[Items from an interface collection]

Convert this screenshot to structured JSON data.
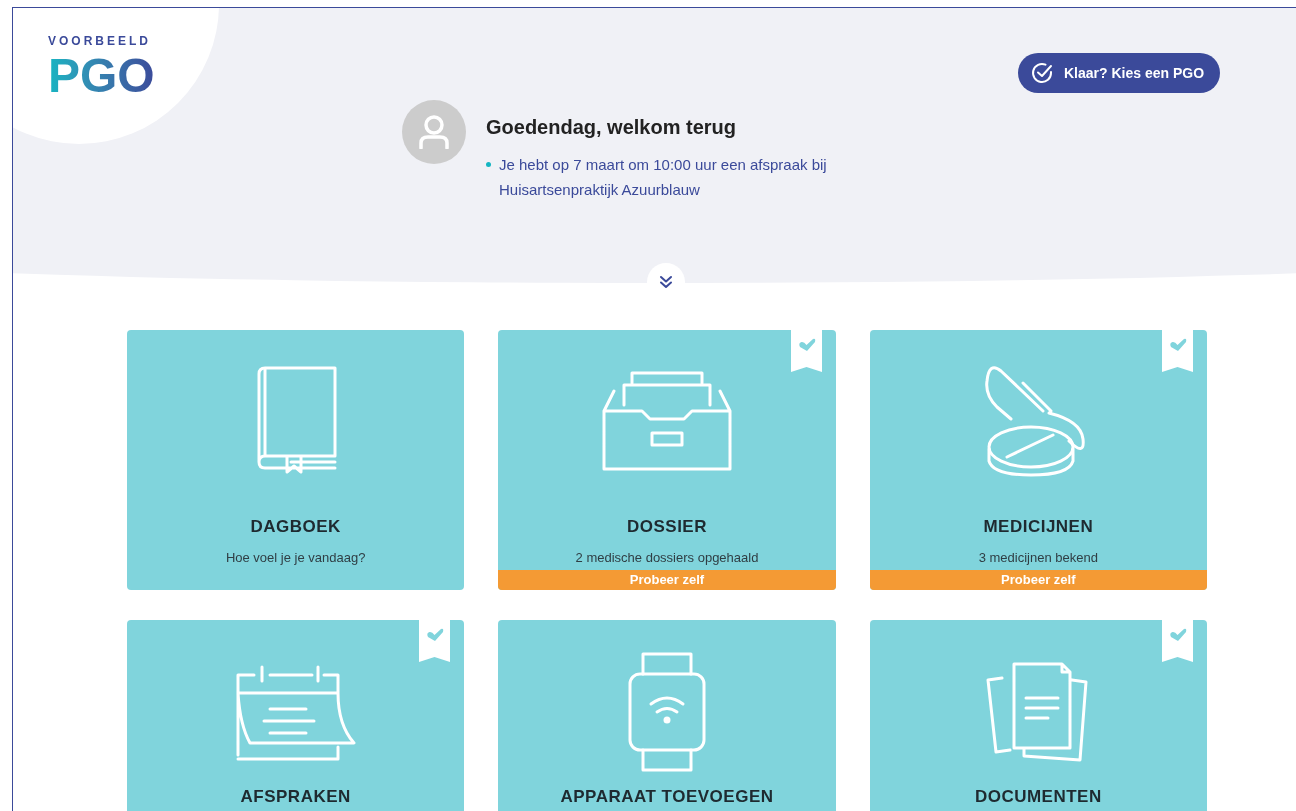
{
  "logo": {
    "tagline": "VOORBEELD",
    "name": "PGO"
  },
  "header_button": {
    "label": "Klaar? Kies een PGO"
  },
  "greeting": {
    "title": "Goedendag, welkom terug",
    "notices": [
      "Je hebt op 7 maart om 10:00 uur een afspraak bij Huisartsenpraktijk Azuurblauw"
    ]
  },
  "cards": [
    {
      "kind": "book",
      "title": "DAGBOEK",
      "subtitle": "Hoe voel je je vandaag?",
      "checked": false
    },
    {
      "kind": "drawer",
      "title": "DOSSIER",
      "subtitle": "2 medische dossiers opgehaald",
      "checked": true,
      "banner": "Probeer zelf"
    },
    {
      "kind": "pills",
      "title": "MEDICIJNEN",
      "subtitle": "3 medicijnen bekend",
      "checked": true,
      "banner": "Probeer zelf"
    },
    {
      "kind": "calendar",
      "title": "AFSPRAKEN",
      "checked": true
    },
    {
      "kind": "watch",
      "title": "APPARAAT TOEVOEGEN",
      "checked": false
    },
    {
      "kind": "documents",
      "title": "DOCUMENTEN",
      "checked": true
    }
  ]
}
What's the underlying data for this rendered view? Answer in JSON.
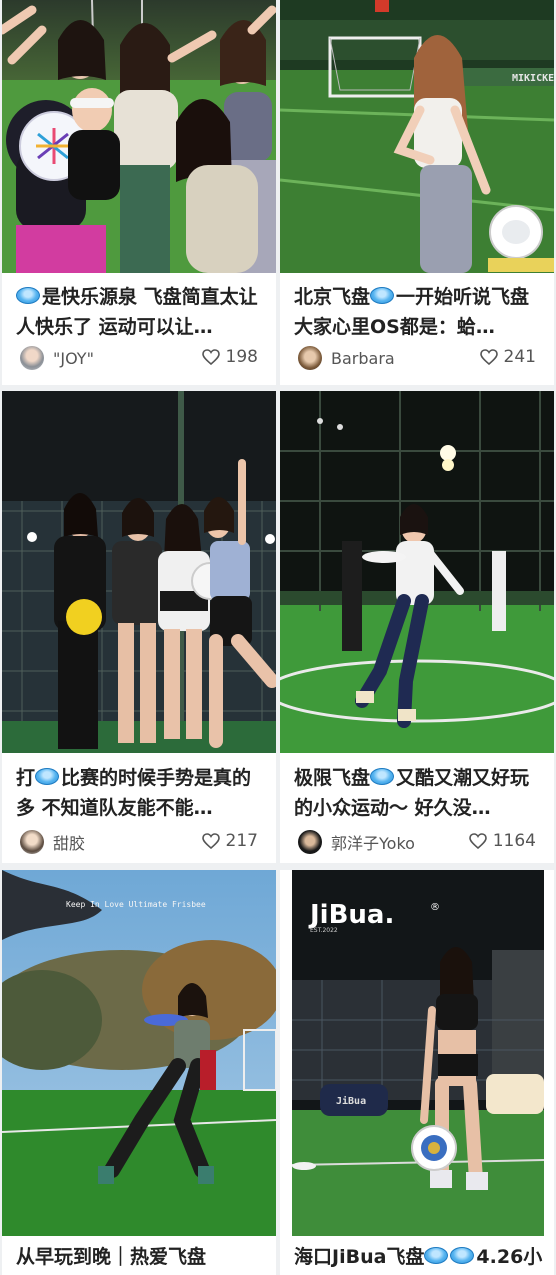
{
  "cards": [
    {
      "title_prefix": "",
      "title": "是快乐源泉 飞盘简直太让人快乐了 运动可以让…",
      "author": "\"JOY\"",
      "likes": "198"
    },
    {
      "title": "北京飞盘",
      "title_after_icon": "一开始听说飞盘大家心里OS都是：蛤…",
      "author": "Barbara",
      "likes": "241"
    },
    {
      "title_lead": "打",
      "title": "比赛的时候手势是真的多 不知道队友能不能…",
      "author": "甜胶",
      "likes": "217"
    },
    {
      "title": "极限飞盘",
      "title_after_icon": "又酷又潮又好玩的小众运动～ 好久没…",
      "author": "郭洋子Yoko",
      "likes": "1164"
    },
    {
      "title": "从早玩到晚｜热爱飞盘"
    },
    {
      "title": "海口JiBua飞盘",
      "title_after_icon": "4.26小"
    }
  ],
  "photo_text": {
    "jibua_logo": "JiBua.",
    "jibua_registered": "®",
    "jibua_sub": "EST.2022",
    "field_banner": "MIKICKER",
    "day_caption": "Keep In Love Ultimate Frisbee",
    "disc_logo": "JiBua"
  },
  "colors": {
    "disc_blue": "#56b4f0",
    "accent_grass": "#3f9a3a"
  }
}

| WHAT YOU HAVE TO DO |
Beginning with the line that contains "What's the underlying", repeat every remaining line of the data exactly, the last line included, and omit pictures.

| OUTPUT OF THE EXERCISE |
What's the underlying data for this rendered view? Answer in JSON.
{
  "cards": [
    {
      "title_prefix": "",
      "title": "是快乐源泉 飞盘简直太让人快乐了 运动可以让…",
      "author": "\"JOY\"",
      "likes": "198"
    },
    {
      "title": "北京飞盘",
      "title_after_icon": "一开始听说飞盘大家心里OS都是：蛤…",
      "author": "Barbara",
      "likes": "241"
    },
    {
      "title_lead": "打",
      "title": "比赛的时候手势是真的多 不知道队友能不能…",
      "author": "甜胶",
      "likes": "217"
    },
    {
      "title": "极限飞盘",
      "title_after_icon": "又酷又潮又好玩的小众运动～ 好久没…",
      "author": "郭洋子Yoko",
      "likes": "1164"
    },
    {
      "title": "从早玩到晚｜热爱飞盘"
    },
    {
      "title": "海口JiBua飞盘",
      "title_after_icon": "4.26小"
    }
  ],
  "photo_text": {
    "jibua_logo": "JiBua.",
    "jibua_registered": "®",
    "jibua_sub": "EST.2022",
    "field_banner": "MIKICKER",
    "day_caption": "Keep In Love Ultimate Frisbee",
    "disc_logo": "JiBua"
  },
  "colors": {
    "disc_blue": "#56b4f0",
    "accent_grass": "#3f9a3a"
  }
}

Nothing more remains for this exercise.